How do you solve the system of equations algebraically #2x-2y+3z=6, 2x-3y+7z=-1, 4x-3y+2z=0#?

1 Answer
Sep 6, 2017

There are no solutions


The system is presented as thus:

(A) #2x-2y+3z=6#
(B) #2x-3y+7z =-1#
(C) #4x-3y+2z =0#

We will pick two pairs of equatwins in the system, and use addition and subtraction to eliminate the same variable from both pairs. We will use A and B, and B and C, for this, eliminating x:

#A-B-> (2x-2x) + (-2y+3y) + (3z-7z) = 6+1 -> y-4z=7# A*

#c - 2b -> x (4-4) +y (-3+6) +z (2-14) = (0+2) -> 3y -12z =2# B*

Note that the variable portion of B is a multiple of the same section in A, i.e. #3y-12z = 3(y-4z)#. This means the system is linearly independent, so there cannot be just one solution.
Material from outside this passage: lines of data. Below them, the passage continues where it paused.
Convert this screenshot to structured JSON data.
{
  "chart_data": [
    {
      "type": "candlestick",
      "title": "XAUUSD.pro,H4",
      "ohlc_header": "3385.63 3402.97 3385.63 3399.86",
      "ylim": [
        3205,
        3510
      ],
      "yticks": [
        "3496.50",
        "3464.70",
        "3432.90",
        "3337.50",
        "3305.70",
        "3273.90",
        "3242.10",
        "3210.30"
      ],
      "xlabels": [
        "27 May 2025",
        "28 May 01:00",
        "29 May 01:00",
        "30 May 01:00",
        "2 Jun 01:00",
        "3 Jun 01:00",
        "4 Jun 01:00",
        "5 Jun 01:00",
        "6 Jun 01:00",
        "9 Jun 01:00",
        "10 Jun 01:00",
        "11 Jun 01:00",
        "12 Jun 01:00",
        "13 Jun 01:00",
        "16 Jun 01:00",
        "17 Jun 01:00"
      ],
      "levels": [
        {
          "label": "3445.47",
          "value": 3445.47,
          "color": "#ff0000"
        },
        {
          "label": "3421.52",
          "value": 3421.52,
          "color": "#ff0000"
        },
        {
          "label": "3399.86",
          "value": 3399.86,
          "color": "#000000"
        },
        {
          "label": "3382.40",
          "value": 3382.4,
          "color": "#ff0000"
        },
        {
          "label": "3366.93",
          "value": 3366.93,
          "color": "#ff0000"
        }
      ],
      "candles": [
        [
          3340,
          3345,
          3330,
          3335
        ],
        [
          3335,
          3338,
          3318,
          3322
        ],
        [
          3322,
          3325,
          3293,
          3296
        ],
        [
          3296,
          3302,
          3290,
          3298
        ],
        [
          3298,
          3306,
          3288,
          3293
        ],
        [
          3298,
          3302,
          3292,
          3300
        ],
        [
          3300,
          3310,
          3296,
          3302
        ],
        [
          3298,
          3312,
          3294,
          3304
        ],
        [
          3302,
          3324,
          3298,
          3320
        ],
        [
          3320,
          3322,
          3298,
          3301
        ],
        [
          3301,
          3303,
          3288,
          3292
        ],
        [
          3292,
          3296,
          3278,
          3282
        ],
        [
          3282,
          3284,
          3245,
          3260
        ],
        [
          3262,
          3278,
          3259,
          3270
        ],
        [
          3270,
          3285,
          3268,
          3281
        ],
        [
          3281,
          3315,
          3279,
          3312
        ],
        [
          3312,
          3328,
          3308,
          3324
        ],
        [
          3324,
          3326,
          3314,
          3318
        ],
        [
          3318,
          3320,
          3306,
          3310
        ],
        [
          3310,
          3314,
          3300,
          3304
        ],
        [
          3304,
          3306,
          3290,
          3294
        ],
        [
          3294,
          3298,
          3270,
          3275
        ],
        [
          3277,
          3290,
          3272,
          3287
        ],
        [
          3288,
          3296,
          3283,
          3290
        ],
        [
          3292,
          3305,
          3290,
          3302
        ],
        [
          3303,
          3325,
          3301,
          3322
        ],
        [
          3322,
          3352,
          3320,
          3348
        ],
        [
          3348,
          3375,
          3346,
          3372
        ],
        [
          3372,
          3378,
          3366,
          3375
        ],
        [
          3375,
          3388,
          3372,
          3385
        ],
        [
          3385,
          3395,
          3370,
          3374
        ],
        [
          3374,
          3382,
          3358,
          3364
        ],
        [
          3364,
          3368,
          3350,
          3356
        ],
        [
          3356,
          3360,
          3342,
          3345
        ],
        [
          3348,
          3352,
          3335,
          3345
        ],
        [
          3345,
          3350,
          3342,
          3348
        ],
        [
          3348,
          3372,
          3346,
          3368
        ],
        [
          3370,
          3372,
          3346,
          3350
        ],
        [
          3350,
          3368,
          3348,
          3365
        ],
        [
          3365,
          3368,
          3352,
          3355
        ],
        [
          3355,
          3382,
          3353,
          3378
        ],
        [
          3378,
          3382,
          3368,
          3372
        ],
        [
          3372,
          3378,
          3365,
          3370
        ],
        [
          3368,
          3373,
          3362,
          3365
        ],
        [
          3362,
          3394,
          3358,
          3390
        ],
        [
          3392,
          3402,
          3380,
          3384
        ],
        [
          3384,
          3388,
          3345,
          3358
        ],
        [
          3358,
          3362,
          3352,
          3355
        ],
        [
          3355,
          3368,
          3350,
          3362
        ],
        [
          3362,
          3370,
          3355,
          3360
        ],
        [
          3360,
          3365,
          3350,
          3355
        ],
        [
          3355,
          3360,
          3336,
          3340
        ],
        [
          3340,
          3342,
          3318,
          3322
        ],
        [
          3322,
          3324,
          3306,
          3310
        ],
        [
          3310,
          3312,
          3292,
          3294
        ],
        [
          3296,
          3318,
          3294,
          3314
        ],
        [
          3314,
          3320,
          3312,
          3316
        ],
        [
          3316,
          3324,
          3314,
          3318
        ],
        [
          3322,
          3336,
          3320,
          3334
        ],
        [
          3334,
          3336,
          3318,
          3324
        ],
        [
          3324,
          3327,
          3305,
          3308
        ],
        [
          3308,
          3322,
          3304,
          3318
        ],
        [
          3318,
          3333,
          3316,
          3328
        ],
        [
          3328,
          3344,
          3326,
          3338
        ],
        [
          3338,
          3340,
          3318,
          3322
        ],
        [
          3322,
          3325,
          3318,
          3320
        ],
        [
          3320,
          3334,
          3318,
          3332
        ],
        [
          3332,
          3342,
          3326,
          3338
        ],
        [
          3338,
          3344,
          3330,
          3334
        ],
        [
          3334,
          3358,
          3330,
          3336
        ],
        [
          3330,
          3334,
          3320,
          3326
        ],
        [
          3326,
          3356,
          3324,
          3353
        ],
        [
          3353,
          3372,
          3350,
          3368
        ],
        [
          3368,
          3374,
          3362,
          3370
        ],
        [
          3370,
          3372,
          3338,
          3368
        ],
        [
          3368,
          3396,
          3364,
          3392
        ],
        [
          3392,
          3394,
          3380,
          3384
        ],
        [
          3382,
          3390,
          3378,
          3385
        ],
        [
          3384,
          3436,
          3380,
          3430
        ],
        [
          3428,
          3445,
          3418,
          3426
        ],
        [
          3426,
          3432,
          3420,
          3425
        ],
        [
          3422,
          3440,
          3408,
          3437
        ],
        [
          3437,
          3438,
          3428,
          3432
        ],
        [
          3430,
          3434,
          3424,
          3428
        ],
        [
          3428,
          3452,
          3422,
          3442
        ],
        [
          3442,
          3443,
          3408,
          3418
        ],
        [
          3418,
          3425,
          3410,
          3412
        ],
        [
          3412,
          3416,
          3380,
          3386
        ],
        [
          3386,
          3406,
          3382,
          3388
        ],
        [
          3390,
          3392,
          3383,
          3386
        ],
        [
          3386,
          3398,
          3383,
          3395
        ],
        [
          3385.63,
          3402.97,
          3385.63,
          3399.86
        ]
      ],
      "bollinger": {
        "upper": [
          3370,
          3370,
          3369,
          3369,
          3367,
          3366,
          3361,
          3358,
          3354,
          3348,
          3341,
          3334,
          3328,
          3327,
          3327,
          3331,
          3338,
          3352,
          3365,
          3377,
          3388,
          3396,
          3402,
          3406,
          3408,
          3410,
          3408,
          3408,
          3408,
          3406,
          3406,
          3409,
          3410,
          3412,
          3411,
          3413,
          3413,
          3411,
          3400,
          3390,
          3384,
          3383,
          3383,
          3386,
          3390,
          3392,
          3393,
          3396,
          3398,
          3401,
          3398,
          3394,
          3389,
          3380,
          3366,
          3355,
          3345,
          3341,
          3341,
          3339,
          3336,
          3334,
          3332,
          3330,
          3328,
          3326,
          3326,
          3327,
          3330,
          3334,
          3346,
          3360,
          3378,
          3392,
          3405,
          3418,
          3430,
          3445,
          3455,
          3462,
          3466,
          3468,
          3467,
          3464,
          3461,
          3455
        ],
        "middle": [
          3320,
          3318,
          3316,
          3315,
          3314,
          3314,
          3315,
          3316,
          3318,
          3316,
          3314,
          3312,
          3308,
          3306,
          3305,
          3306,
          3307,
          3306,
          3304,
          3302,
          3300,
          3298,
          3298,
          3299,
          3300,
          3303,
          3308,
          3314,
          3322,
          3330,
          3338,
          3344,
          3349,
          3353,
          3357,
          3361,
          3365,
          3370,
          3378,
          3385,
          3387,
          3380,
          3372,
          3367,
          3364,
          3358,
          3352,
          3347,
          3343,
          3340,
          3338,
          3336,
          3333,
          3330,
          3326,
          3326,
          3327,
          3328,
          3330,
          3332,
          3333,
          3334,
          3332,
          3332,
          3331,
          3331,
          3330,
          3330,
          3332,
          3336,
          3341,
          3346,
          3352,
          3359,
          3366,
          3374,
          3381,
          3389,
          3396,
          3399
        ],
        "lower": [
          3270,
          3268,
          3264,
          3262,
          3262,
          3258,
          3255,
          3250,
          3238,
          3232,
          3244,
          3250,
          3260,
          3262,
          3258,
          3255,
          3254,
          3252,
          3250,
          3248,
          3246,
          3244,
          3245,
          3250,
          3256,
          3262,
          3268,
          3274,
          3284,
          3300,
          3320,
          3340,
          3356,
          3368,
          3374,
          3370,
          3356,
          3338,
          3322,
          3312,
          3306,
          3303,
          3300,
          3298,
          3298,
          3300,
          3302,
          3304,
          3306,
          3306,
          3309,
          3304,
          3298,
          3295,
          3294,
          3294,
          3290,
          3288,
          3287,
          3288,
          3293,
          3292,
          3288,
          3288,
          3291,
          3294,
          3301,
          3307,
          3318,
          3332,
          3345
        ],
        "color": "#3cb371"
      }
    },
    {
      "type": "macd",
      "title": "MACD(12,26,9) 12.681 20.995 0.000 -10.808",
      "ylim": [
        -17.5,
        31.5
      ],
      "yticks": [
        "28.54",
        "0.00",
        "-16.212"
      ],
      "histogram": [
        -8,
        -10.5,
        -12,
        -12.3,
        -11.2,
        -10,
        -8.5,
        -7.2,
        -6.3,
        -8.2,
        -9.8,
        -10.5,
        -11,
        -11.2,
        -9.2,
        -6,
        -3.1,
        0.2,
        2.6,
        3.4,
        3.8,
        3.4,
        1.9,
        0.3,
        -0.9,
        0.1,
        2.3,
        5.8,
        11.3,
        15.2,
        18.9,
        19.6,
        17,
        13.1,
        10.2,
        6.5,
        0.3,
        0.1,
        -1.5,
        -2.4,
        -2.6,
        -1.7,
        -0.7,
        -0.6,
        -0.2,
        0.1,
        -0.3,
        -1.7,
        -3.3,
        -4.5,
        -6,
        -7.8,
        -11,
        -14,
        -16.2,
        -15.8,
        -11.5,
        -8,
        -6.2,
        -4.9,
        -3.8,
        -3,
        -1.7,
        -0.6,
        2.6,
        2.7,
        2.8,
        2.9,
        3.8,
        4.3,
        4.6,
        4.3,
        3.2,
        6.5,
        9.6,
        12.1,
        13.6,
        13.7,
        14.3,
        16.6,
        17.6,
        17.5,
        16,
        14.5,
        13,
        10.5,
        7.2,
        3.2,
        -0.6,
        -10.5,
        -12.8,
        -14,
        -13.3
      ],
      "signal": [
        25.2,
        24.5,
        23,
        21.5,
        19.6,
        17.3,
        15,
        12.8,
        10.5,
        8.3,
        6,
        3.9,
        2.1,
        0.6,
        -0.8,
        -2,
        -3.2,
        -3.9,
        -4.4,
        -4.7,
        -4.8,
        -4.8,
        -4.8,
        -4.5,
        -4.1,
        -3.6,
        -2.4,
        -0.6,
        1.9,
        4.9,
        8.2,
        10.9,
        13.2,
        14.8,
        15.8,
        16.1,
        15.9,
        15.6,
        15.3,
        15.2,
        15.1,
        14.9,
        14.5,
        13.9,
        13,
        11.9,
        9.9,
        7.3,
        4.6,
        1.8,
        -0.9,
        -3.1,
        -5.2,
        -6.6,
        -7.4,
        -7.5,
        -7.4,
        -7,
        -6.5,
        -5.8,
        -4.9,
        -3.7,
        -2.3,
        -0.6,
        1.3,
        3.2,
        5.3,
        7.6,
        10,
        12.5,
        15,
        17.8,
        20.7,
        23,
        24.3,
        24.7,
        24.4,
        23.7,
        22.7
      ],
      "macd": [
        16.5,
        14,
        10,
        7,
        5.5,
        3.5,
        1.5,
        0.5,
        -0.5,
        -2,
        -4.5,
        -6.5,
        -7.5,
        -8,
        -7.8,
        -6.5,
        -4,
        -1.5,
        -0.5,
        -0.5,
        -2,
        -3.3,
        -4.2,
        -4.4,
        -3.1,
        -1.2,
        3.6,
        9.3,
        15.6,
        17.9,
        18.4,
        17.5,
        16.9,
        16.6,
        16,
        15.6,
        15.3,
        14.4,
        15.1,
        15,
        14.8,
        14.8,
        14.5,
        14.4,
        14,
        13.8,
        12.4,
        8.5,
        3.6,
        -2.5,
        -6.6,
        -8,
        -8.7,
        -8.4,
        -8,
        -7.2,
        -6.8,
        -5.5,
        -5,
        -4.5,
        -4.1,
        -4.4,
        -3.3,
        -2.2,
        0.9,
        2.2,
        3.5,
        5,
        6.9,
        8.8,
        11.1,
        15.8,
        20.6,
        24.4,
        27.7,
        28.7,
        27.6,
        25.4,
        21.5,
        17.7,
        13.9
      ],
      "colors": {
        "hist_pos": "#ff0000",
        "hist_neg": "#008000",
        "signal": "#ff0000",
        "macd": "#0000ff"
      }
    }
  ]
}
If multiplying both sides of A by 3 makes the right hand side of the equathin the same as that of B, then there are infinitely many solutions. If they are unequal, there is no solution. To demonstrate, we try to solve the same as above, using 3A - B

3A-B#-> (3Y-3Y) - (-12Z + 12Z) = 21-2 -> 0 = 19#

Solutions will,only be present if 0 = 19. Because this is not the case, there are no solutions.